* Task brief: The lines to find are those in the entries that hold the word "Proposal"; copy every one of them.

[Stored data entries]
· · · · · · ·
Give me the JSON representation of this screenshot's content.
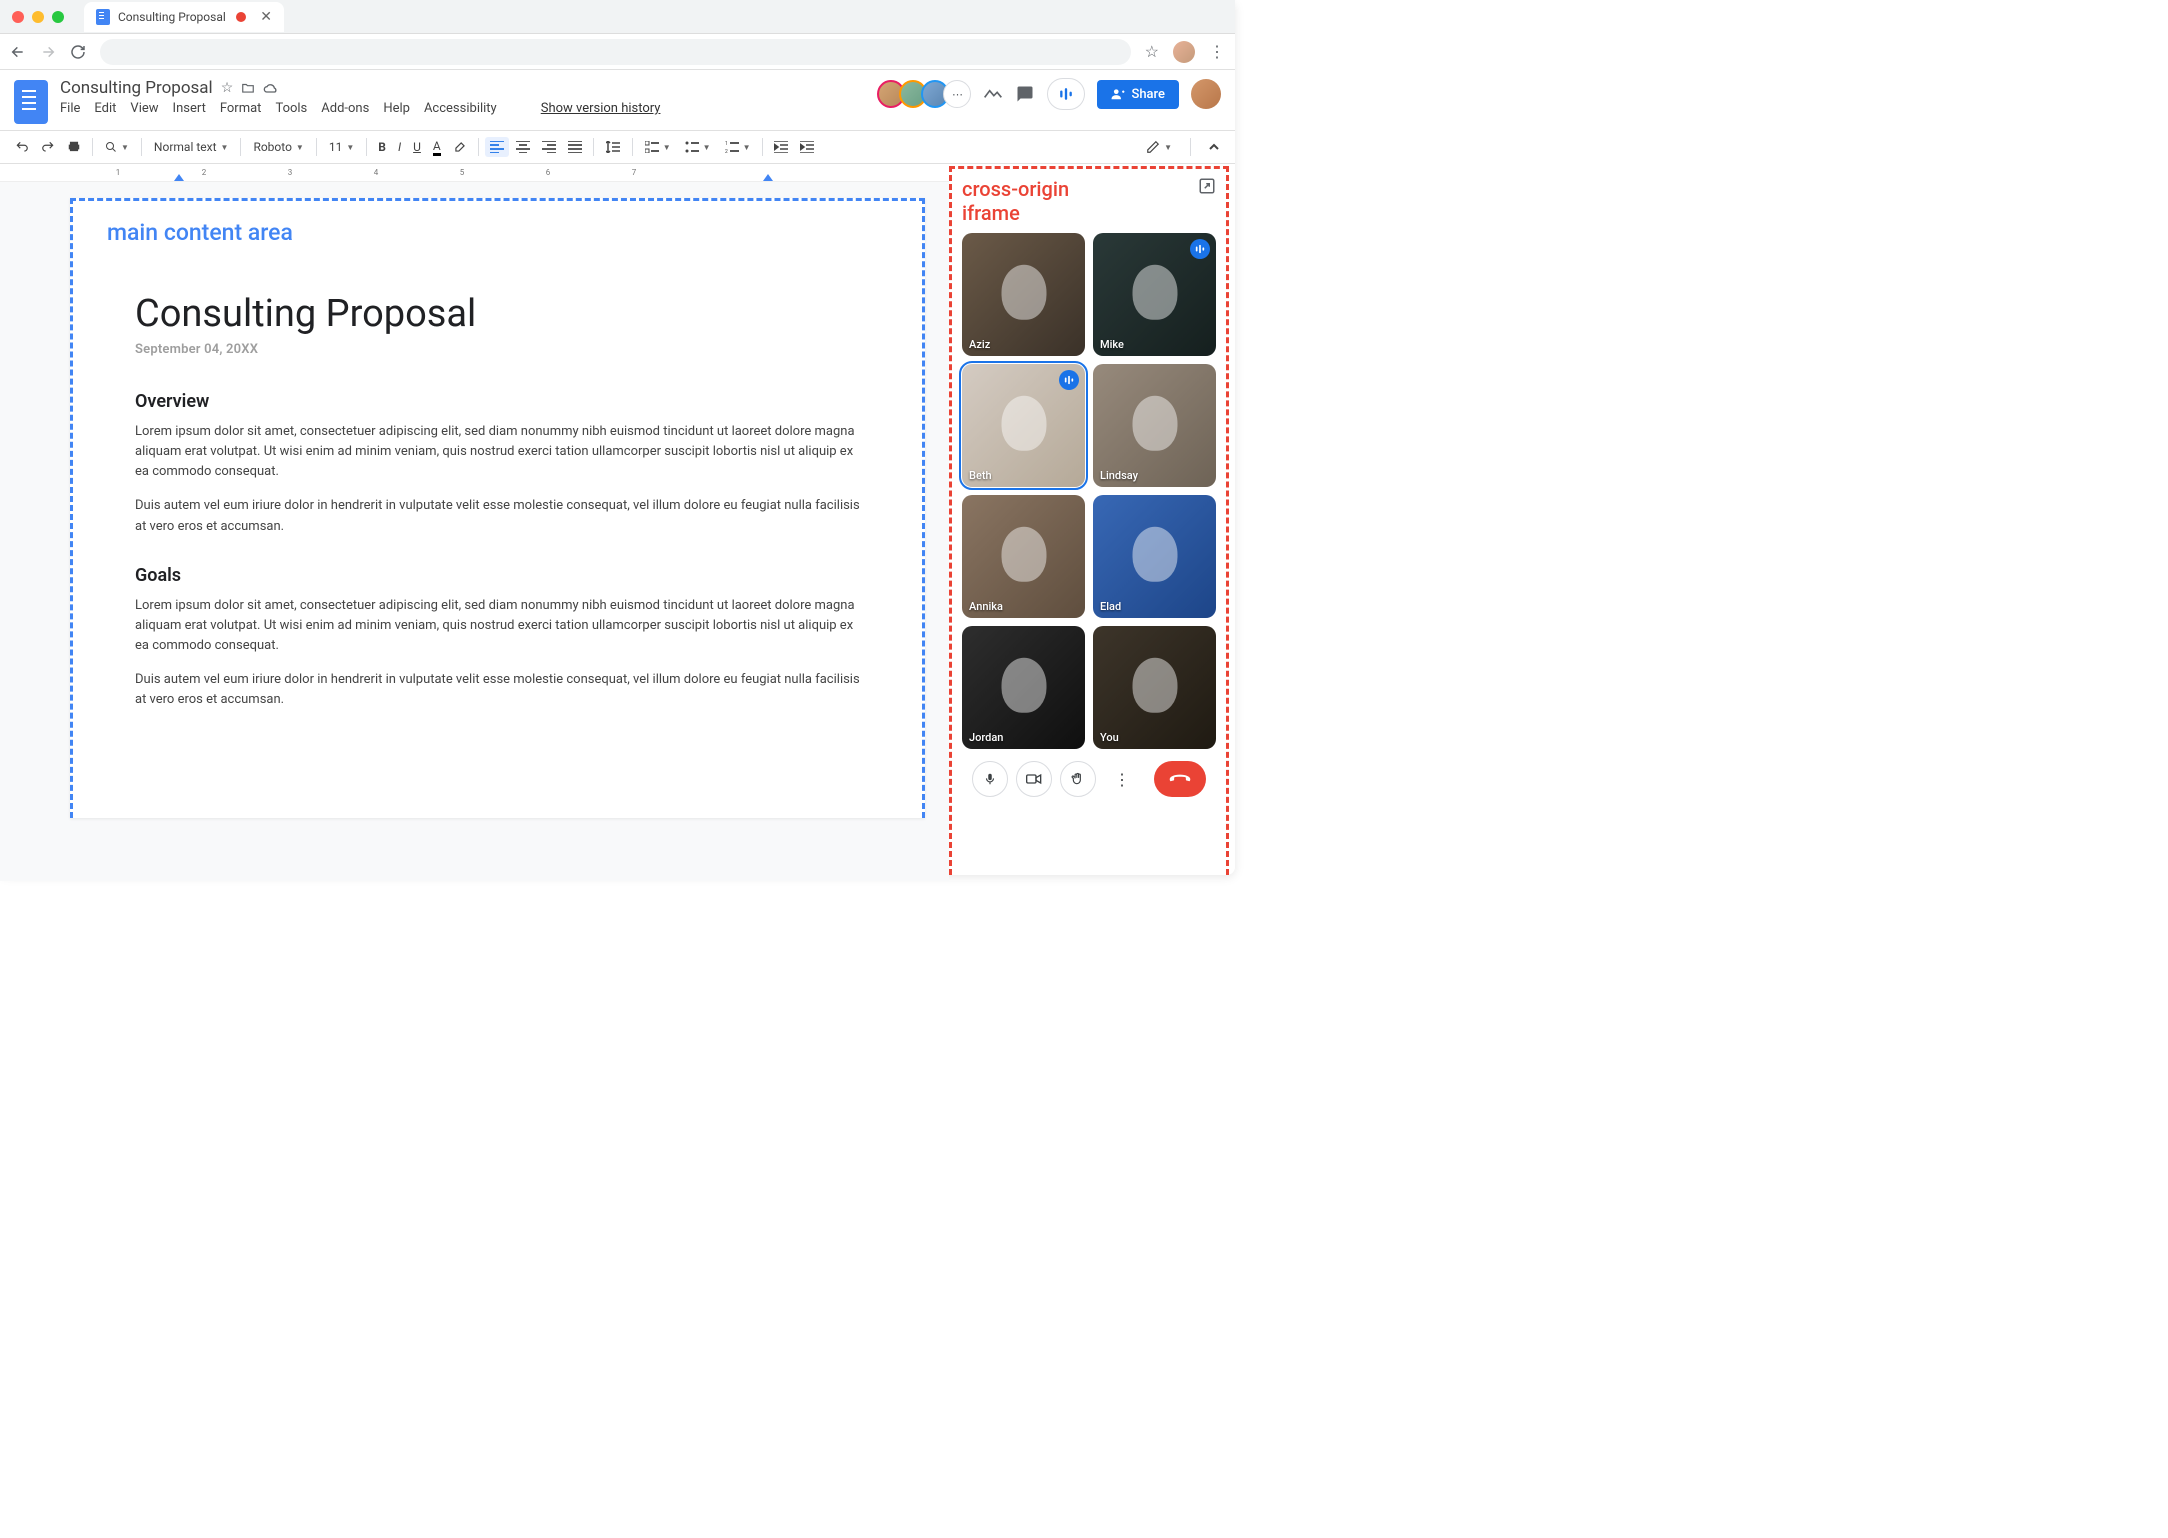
{
  "browser": {
    "tab_title": "Consulting Proposal"
  },
  "docs": {
    "title": "Consulting Proposal",
    "menu": [
      "File",
      "Edit",
      "View",
      "Insert",
      "Format",
      "Tools",
      "Add-ons",
      "Help",
      "Accessibility"
    ],
    "version_link": "Show version history",
    "share_label": "Share"
  },
  "toolbar": {
    "zoom": "",
    "style": "Normal text",
    "font": "Roboto",
    "size": "11"
  },
  "ruler": {
    "marks": [
      "1",
      "2",
      "3",
      "4",
      "5",
      "6",
      "7"
    ]
  },
  "annotations": {
    "main": "main content area",
    "iframe_l1": "cross-origin",
    "iframe_l2": "iframe"
  },
  "document": {
    "h1": "Consulting Proposal",
    "date": "September 04, 20XX",
    "sections": [
      {
        "heading": "Overview",
        "p1": "Lorem ipsum dolor sit amet, consectetuer adipiscing elit, sed diam nonummy nibh euismod tincidunt ut laoreet dolore magna aliquam erat volutpat. Ut wisi enim ad minim veniam, quis nostrud exerci tation ullamcorper suscipit lobortis nisl ut aliquip ex ea commodo consequat.",
        "p2": "Duis autem vel eum iriure dolor in hendrerit in vulputate velit esse molestie consequat, vel illum dolore eu feugiat nulla facilisis at vero eros et accumsan."
      },
      {
        "heading": "Goals",
        "p1": "Lorem ipsum dolor sit amet, consectetuer adipiscing elit, sed diam nonummy nibh euismod tincidunt ut laoreet dolore magna aliquam erat volutpat. Ut wisi enim ad minim veniam, quis nostrud exerci tation ullamcorper suscipit lobortis nisl ut aliquip ex ea commodo consequat.",
        "p2": "Duis autem vel eum iriure dolor in hendrerit in vulputate velit esse molestie consequat, vel illum dolore eu feugiat nulla facilisis at vero eros et accumsan."
      }
    ]
  },
  "meet": {
    "participants": [
      {
        "name": "Aziz",
        "c1": "#6b5a48",
        "c2": "#3a3128",
        "speaking": false,
        "active": false
      },
      {
        "name": "Mike",
        "c1": "#2a3938",
        "c2": "#151f1e",
        "speaking": true,
        "active": false
      },
      {
        "name": "Beth",
        "c1": "#d4cbc2",
        "c2": "#b5a998",
        "speaking": true,
        "active": true
      },
      {
        "name": "Lindsay",
        "c1": "#978a7c",
        "c2": "#6e6356",
        "speaking": false,
        "active": false
      },
      {
        "name": "Annika",
        "c1": "#8a7562",
        "c2": "#5f4e3e",
        "speaking": false,
        "active": false
      },
      {
        "name": "Elad",
        "c1": "#3868b5",
        "c2": "#1d4588",
        "speaking": false,
        "active": false
      },
      {
        "name": "Jordan",
        "c1": "#2e2e2e",
        "c2": "#0f0f0f",
        "speaking": false,
        "active": false
      },
      {
        "name": "You",
        "c1": "#3d352a",
        "c2": "#1f1a12",
        "speaking": false,
        "active": false
      }
    ]
  }
}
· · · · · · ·
* Worked solution:
    "tab_title": "Consulting Proposal"
    "title": "Consulting Proposal",
    "h1": "Consulting Proposal",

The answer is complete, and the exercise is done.